• [TASK PROMPT]: Return all of the entries below exactly as they are given.

(Extracted data entries)
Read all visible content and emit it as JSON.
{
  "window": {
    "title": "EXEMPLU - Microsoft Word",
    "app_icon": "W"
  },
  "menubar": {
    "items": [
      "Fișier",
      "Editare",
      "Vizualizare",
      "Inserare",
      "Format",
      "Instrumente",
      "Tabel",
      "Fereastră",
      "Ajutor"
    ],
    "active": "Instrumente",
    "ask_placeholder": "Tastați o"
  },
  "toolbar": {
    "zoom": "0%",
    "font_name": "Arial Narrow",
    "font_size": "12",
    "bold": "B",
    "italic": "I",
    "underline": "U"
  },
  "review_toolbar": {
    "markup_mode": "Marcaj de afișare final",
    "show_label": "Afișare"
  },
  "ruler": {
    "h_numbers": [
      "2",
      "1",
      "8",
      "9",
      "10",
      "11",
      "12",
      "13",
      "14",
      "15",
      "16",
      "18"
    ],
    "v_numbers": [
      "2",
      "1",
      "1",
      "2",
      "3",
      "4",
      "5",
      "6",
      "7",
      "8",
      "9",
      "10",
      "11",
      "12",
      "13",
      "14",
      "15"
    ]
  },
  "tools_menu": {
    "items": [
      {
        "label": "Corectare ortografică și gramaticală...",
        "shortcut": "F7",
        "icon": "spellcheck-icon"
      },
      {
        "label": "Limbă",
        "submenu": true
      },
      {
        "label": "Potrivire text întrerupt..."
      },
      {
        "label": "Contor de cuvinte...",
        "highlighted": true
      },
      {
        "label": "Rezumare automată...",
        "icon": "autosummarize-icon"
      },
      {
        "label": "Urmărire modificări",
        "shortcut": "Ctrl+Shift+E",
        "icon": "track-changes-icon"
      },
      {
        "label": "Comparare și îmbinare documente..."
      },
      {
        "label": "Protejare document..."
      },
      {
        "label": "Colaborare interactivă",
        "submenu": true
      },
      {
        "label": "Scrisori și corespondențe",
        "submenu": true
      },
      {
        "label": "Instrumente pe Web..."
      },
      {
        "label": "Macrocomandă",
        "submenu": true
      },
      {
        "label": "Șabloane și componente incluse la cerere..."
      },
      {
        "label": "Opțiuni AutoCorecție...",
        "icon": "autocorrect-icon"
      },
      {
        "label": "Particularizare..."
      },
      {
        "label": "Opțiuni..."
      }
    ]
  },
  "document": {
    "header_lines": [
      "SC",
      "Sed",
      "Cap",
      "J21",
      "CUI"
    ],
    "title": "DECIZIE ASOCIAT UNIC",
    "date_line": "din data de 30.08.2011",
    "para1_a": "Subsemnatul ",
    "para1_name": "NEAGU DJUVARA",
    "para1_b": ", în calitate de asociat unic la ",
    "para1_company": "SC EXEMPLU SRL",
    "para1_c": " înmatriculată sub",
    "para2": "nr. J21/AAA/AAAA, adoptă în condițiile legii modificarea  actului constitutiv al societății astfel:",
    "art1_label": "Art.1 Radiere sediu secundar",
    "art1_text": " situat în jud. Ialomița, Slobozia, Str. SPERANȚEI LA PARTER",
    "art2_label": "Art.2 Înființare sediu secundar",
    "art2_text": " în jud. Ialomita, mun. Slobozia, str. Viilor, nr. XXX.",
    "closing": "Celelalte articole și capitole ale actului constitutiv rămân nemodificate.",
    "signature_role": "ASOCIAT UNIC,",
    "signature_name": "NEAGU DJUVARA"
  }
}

• [FINISHED EXERCISE]:
Read all visible content and emit it as JSON.
{
  "window": {
    "title": "EXEMPLU - Microsoft Word",
    "app_icon": "W"
  },
  "menubar": {
    "items": [
      "Fișier",
      "Editare",
      "Vizualizare",
      "Inserare",
      "Format",
      "Instrumente",
      "Tabel",
      "Fereastră",
      "Ajutor"
    ],
    "active": "Instrumente",
    "ask_placeholder": "Tastați o"
  },
  "toolbar": {
    "zoom": "0%",
    "font_name": "Arial Narrow",
    "font_size": "12",
    "bold": "B",
    "italic": "I",
    "underline": "U"
  },
  "review_toolbar": {
    "markup_mode": "Marcaj de afișare final",
    "show_label": "Afișare"
  },
  "ruler": {
    "h_numbers": [
      "2",
      "1",
      "8",
      "9",
      "10",
      "11",
      "12",
      "13",
      "14",
      "15",
      "16",
      "18"
    ],
    "v_numbers": [
      "2",
      "1",
      "1",
      "2",
      "3",
      "4",
      "5",
      "6",
      "7",
      "8",
      "9",
      "10",
      "11",
      "12",
      "13",
      "14",
      "15"
    ]
  },
  "tools_menu": {
    "items": [
      {
        "label": "Corectare ortografică și gramaticală...",
        "shortcut": "F7",
        "icon": "spellcheck-icon"
      },
      {
        "label": "Limbă",
        "submenu": true
      },
      {
        "label": "Potrivire text întrerupt..."
      },
      {
        "label": "Contor de cuvinte...",
        "highlighted": true
      },
      {
        "label": "Rezumare automată...",
        "icon": "autosummarize-icon"
      },
      {
        "label": "Urmărire modificări",
        "shortcut": "Ctrl+Shift+E",
        "icon": "track-changes-icon"
      },
      {
        "label": "Comparare și îmbinare documente..."
      },
      {
        "label": "Protejare document..."
      },
      {
        "label": "Colaborare interactivă",
        "submenu": true
      },
      {
        "label": "Scrisori și corespondențe",
        "submenu": true
      },
      {
        "label": "Instrumente pe Web..."
      },
      {
        "label": "Macrocomandă",
        "submenu": true
      },
      {
        "label": "Șabloane și componente incluse la cerere..."
      },
      {
        "label": "Opțiuni AutoCorecție...",
        "icon": "autocorrect-icon"
      },
      {
        "label": "Particularizare..."
      },
      {
        "label": "Opțiuni..."
      }
    ]
  },
  "document": {
    "header_lines": [
      "SC",
      "Sed",
      "Cap",
      "J21",
      "CUI"
    ],
    "title": "DECIZIE ASOCIAT UNIC",
    "date_line": "din data de 30.08.2011",
    "para1_a": "Subsemnatul ",
    "para1_name": "NEAGU DJUVARA",
    "para1_b": ", în calitate de asociat unic la ",
    "para1_company": "SC EXEMPLU SRL",
    "para1_c": " înmatriculată sub",
    "para2": "nr. J21/AAA/AAAA, adoptă în condițiile legii modificarea  actului constitutiv al societății astfel:",
    "art1_label": "Art.1 Radiere sediu secundar",
    "art1_text": " situat în jud. Ialomița, Slobozia, Str. SPERANȚEI LA PARTER",
    "art2_label": "Art.2 Înființare sediu secundar",
    "art2_text": " în jud. Ialomita, mun. Slobozia, str. Viilor, nr. XXX.",
    "closing": "Celelalte articole și capitole ale actului constitutiv rămân nemodificate.",
    "signature_role": "ASOCIAT UNIC,",
    "signature_name": "NEAGU DJUVARA"
  }
}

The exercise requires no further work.